Colgate’s 6-5 junior guard, Tucker Richardson also played well in his team’s win over Loyola (MD). He especially played well in the first half, as he excelled as a spot-up shooter, and he showed a knack for making threes from beyond the arc. He also ran off of a ball screen to make a quick, spot-up three early on. Because he was making his threes, he also was able to score off the dribble, as well as off backdoor cuts. He struggled to score on mid-range floaters, but he was effective as a shooter and scorer aside from that. Richardson also displayed solid playmaking skills. He passed and handled the ball well, as he was able to make drive and kick passes to notch assists. On one play though, he threw an inaccurate bounce pass once that trickled out of bounds.
Also, he did a decent job of rebounding the basketball.

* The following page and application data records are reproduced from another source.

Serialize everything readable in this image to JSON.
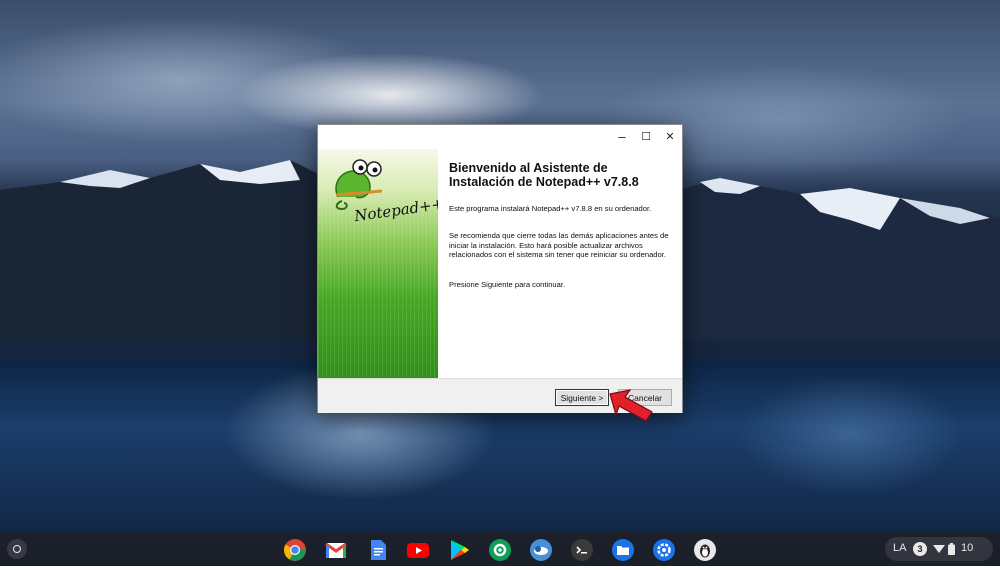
{
  "window": {
    "title": "",
    "controls": {
      "minimize": "–",
      "maximize": "☐",
      "close": "✕"
    },
    "logo_text": "Notepad++",
    "heading": "Bienvenido al Asistente de Instalación de Notepad++ v7.8.8",
    "paragraphs": [
      "Este programa instalará Notepad++ v7.8.8 en su ordenador.",
      "Se recomienda que cierre todas las demás aplicaciones antes de iniciar la instalación. Esto hará posible actualizar archivos relacionados con el sistema sin tener que reiniciar su ordenador.",
      "Presione Siguiente para continuar."
    ],
    "buttons": {
      "next": "Siguiente >",
      "cancel": "Cancelar"
    }
  },
  "taskbar": {
    "apps": [
      "chrome-icon",
      "gmail-icon",
      "docs-icon",
      "youtube-icon",
      "play-store-icon",
      "settings-app-icon",
      "remote-app-icon",
      "terminal-icon",
      "files-icon",
      "settings-icon",
      "linux-penguin-icon"
    ],
    "tray": {
      "keyboard": "LA",
      "notifications": "3",
      "time": "10"
    }
  },
  "colors": {
    "accent_green": "#46a823",
    "taskbar": "#1c2028",
    "cursor_red": "#e0202a"
  }
}
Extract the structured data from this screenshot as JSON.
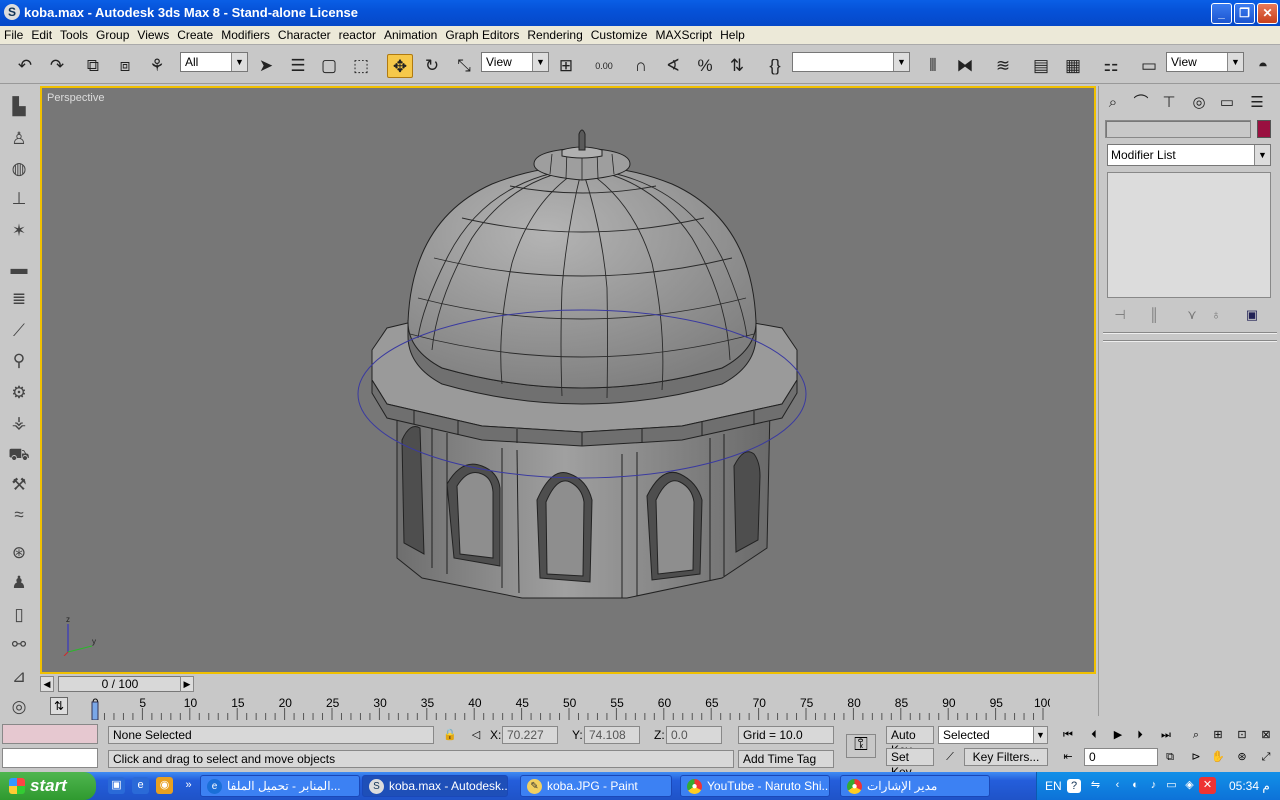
{
  "window": {
    "title": "koba.max - Autodesk 3ds Max 8  - Stand-alone License",
    "min": "_",
    "max": "❐",
    "close": "✕"
  },
  "menu": [
    "File",
    "Edit",
    "Tools",
    "Group",
    "Views",
    "Create",
    "Modifiers",
    "Character",
    "reactor",
    "Animation",
    "Graph Editors",
    "Rendering",
    "Customize",
    "MAXScript",
    "Help"
  ],
  "toolbar": {
    "filter_value": "All",
    "ref_coord_value": "View",
    "named_sel_value": "",
    "view_value": "View",
    "spinner_label": "0.00"
  },
  "viewport": {
    "label": "Perspective"
  },
  "command_panel": {
    "modifier_list": "Modifier List",
    "color": "#9a1040"
  },
  "time": {
    "slider": "0 / 100",
    "ticks": [
      "0",
      "5",
      "10",
      "15",
      "20",
      "25",
      "30",
      "35",
      "40",
      "45",
      "50",
      "55",
      "60",
      "65",
      "70",
      "75",
      "80",
      "85",
      "90",
      "95",
      "100"
    ]
  },
  "status": {
    "selection": "None Selected",
    "prompt": "Click and drag to select and move objects",
    "x_label": "X:",
    "x_value": "70.227",
    "y_label": "Y:",
    "y_value": "74.108",
    "z_label": "Z:",
    "z_value": "0.0",
    "grid": "Grid = 10.0",
    "add_time_tag": "Add Time Tag",
    "auto_key": "Auto Key",
    "set_key": "Set Key",
    "key_mode": "Selected",
    "key_filters": "Key Filters...",
    "frame": "0"
  },
  "taskbar": {
    "start": "start",
    "tasks": [
      {
        "label": "المنابر - تحميل الملفا...",
        "icon": "ie-icon"
      },
      {
        "label": "koba.max - Autodesk...",
        "icon": "max-icon"
      },
      {
        "label": "koba.JPG - Paint",
        "icon": "paint-icon"
      },
      {
        "label": "YouTube - Naruto Shi...",
        "icon": "chrome-icon"
      },
      {
        "label": "مدير الإشارات",
        "icon": "chrome-icon"
      }
    ],
    "lang": "EN",
    "clock": "05:34 م"
  }
}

Richardson was able to get boards on both ends of the floor, and there was one play where he leapt up to get an impressive, one-handed defensive board, as he then quickly pushed the ball up the floor. On one play, he didn’t properly box out his opponent, as his man was still able to get around him to get both the offensive rebound past him, as well as to score a put back on him.
Also, Richardson played satisfactory defense in this game. He would get his hands on passes to get steals and deflections, and he also jumped on a loose ball that a teammate poked away to help his team get another steal. He also would contest threes to force misses, and he also rotated to contest a drive to get a stop another time. Sometimes though, he would give up too much space to shooters, and there would be times where he wouldn’t even contest shots, which would cause him to allow baskets to his opponents. Another time, he was called for an aggressive reach-in foul when defending an opposing ball handler around the midcourt.
Overall, Tucker Richardson is a skilled shooter and playmaker that also was active at getting his hands on balls to help get stops defensively. He doesn’t possess elite physical tools, but he tended to make sound plays on offense. He will need to make a more concerted effort to defend shooters in games, but his ability to shoot and pass the basketball could allow him to carve out a solid playing career in professional basketball one day.